## Exercise prompt
Go through the listing and copy every line word for word.

## Input data

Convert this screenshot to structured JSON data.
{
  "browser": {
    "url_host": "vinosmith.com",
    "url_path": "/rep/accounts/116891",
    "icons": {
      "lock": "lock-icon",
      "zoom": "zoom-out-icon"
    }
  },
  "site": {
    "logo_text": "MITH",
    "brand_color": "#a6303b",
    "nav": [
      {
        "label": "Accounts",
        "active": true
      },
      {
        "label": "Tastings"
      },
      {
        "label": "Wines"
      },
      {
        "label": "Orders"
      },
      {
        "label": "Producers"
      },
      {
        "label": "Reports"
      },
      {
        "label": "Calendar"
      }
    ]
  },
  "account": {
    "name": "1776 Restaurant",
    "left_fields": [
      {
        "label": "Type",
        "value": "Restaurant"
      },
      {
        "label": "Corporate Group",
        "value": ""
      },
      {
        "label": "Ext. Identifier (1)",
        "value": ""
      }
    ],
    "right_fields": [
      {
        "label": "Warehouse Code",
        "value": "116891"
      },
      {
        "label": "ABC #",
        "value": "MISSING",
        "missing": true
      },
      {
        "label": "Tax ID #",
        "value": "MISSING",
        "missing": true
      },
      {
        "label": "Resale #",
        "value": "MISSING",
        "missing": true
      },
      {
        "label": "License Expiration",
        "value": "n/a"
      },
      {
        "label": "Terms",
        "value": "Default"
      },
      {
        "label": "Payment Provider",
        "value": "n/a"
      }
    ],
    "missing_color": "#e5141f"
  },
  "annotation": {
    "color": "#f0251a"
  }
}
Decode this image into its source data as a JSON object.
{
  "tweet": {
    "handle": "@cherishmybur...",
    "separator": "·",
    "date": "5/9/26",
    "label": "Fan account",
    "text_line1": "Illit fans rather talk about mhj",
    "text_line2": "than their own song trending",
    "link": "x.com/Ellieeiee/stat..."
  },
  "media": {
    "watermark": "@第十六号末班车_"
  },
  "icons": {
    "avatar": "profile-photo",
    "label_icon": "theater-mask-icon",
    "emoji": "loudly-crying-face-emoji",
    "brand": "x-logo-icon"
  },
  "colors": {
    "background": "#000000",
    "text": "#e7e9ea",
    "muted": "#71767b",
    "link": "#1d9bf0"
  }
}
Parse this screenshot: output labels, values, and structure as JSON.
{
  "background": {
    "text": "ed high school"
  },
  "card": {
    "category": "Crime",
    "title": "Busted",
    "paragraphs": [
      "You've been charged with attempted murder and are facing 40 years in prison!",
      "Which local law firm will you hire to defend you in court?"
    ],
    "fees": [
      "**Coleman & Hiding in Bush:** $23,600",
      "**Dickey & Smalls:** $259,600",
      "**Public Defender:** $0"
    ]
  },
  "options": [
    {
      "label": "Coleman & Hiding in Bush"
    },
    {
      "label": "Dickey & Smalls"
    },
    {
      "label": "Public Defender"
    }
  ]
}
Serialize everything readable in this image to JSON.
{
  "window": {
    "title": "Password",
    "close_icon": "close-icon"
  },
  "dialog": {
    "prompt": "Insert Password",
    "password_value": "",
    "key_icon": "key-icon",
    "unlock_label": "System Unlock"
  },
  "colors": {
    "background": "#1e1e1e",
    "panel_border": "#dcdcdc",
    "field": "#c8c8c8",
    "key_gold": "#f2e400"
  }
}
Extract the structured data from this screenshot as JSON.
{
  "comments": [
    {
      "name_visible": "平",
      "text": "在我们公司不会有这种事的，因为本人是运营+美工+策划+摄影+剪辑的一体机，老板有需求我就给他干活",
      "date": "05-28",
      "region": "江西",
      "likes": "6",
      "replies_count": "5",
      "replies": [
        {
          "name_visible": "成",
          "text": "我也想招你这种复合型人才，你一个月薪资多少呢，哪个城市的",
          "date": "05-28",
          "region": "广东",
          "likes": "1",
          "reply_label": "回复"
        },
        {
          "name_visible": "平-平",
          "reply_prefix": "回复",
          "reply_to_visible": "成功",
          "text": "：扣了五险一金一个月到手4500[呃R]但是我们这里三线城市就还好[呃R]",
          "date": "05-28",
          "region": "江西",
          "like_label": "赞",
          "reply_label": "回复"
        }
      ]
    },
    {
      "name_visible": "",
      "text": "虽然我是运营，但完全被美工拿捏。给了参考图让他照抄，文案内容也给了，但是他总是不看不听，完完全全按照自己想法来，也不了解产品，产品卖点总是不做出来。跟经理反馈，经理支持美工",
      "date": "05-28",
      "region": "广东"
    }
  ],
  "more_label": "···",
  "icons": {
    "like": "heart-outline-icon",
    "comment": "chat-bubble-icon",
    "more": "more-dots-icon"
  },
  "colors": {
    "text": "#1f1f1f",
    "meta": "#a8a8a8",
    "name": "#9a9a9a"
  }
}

## Answer to the problem
Convert this screenshot to structured JSON data.
{
  "browser": {
    "url_host": "vinosmith.com",
    "url_path": "/rep/accounts/116891",
    "icons": {
      "lock": "lock-icon",
      "zoom": "zoom-out-icon"
    }
  },
  "site": {
    "logo_text": "MITH",
    "brand_color": "#a6303b",
    "nav": [
      {
        "label": "Accounts",
        "active": true
      },
      {
        "label": "Tastings"
      },
      {
        "label": "Wines"
      },
      {
        "label": "Orders"
      },
      {
        "label": "Producers"
      },
      {
        "label": "Reports"
      },
      {
        "label": "Calendar"
      }
    ]
  },
  "account": {
    "name": "1776 Restaurant",
    "left_fields": [
      {
        "label": "Type",
        "value": "Restaurant"
      },
      {
        "label": "Corporate Group",
        "value": ""
      },
      {
        "label": "Ext. Identifier (1)",
        "value": ""
      }
    ],
    "right_fields": [
      {
        "label": "Warehouse Code",
        "value": "116891"
      },
      {
        "label": "ABC #",
        "value": "MISSING",
        "missing": true
      },
      {
        "label": "Tax ID #",
        "value": "MISSING",
        "missing": true
      },
      {
        "label": "Resale #",
        "value": "MISSING",
        "missing": true
      },
      {
        "label": "License Expiration",
        "value": "n/a"
      },
      {
        "label": "Terms",
        "value": "Default"
      },
      {
        "label": "Payment Provider",
        "value": "n/a"
      }
    ],
    "missing_color": "#e5141f"
  },
  "annotation": {
    "color": "#f0251a"
  }
}
Decode this image into its source data as a JSON object.
{
  "tweet": {
    "handle": "@cherishmybur...",
    "separator": "·",
    "date": "5/9/26",
    "label": "Fan account",
    "text_line1": "Illit fans rather talk about mhj",
    "text_line2": "than their own song trending",
    "link": "x.com/Ellieeiee/stat..."
  },
  "media": {
    "watermark": "@第十六号末班车_"
  },
  "icons": {
    "avatar": "profile-photo",
    "label_icon": "theater-mask-icon",
    "emoji": "loudly-crying-face-emoji",
    "brand": "x-logo-icon"
  },
  "colors": {
    "background": "#000000",
    "text": "#e7e9ea",
    "muted": "#71767b",
    "link": "#1d9bf0"
  }
}
Parse this screenshot: output labels, values, and structure as JSON.
{
  "background": {
    "text": "ed high school"
  },
  "card": {
    "category": "Crime",
    "title": "Busted",
    "paragraphs": [
      "You've been charged with attempted murder and are facing 40 years in prison!",
      "Which local law firm will you hire to defend you in court?"
    ],
    "fees": [
      "**Coleman & Hiding in Bush:** $23,600",
      "**Dickey & Smalls:** $259,600",
      "**Public Defender:** $0"
    ]
  },
  "options": [
    {
      "label": "Coleman & Hiding in Bush"
    },
    {
      "label": "Dickey & Smalls"
    },
    {
      "label": "Public Defender"
    }
  ]
}
Serialize everything readable in this image to JSON.
{
  "window": {
    "title": "Password",
    "close_icon": "close-icon"
  },
  "dialog": {
    "prompt": "Insert Password",
    "password_value": "",
    "key_icon": "key-icon",
    "unlock_label": "System Unlock"
  },
  "colors": {
    "background": "#1e1e1e",
    "panel_border": "#dcdcdc",
    "field": "#c8c8c8",
    "key_gold": "#f2e400"
  }
}
Extract the structured data from this screenshot as JSON.
{
  "comments": [
    {
      "name_visible": "平",
      "text": "在我们公司不会有这种事的，因为本人是运营+美工+策划+摄影+剪辑的一体机，老板有需求我就给他干活",
      "date": "05-28",
      "region": "江西",
      "likes": "6",
      "replies_count": "5",
      "replies": [
        {
          "name_visible": "成",
          "text": "我也想招你这种复合型人才，你一个月薪资多少呢，哪个城市的",
          "date": "05-28",
          "region": "广东",
          "likes": "1",
          "reply_label": "回复"
        },
        {
          "name_visible": "平-平",
          "reply_prefix": "回复",
          "reply_to_visible": "成功",
          "text": "：扣了五险一金一个月到手4500[呃R]但是我们这里三线城市就还好[呃R]",
          "date": "05-28",
          "region": "江西",
          "like_label": "赞",
          "reply_label": "回复"
        }
      ]
    },
    {
      "name_visible": "",
      "text": "虽然我是运营，但完全被美工拿捏。给了参考图让他照抄，文案内容也给了，但是他总是不看不听，完完全全按照自己想法来，也不了解产品，产品卖点总是不做出来。跟经理反馈，经理支持美工",
      "date": "05-28",
      "region": "广东"
    }
  ],
  "more_label": "···",
  "icons": {
    "like": "heart-outline-icon",
    "comment": "chat-bubble-icon",
    "more": "more-dots-icon"
  },
  "colors": {
    "text": "#1f1f1f",
    "meta": "#a8a8a8",
    "name": "#9a9a9a"
  }
}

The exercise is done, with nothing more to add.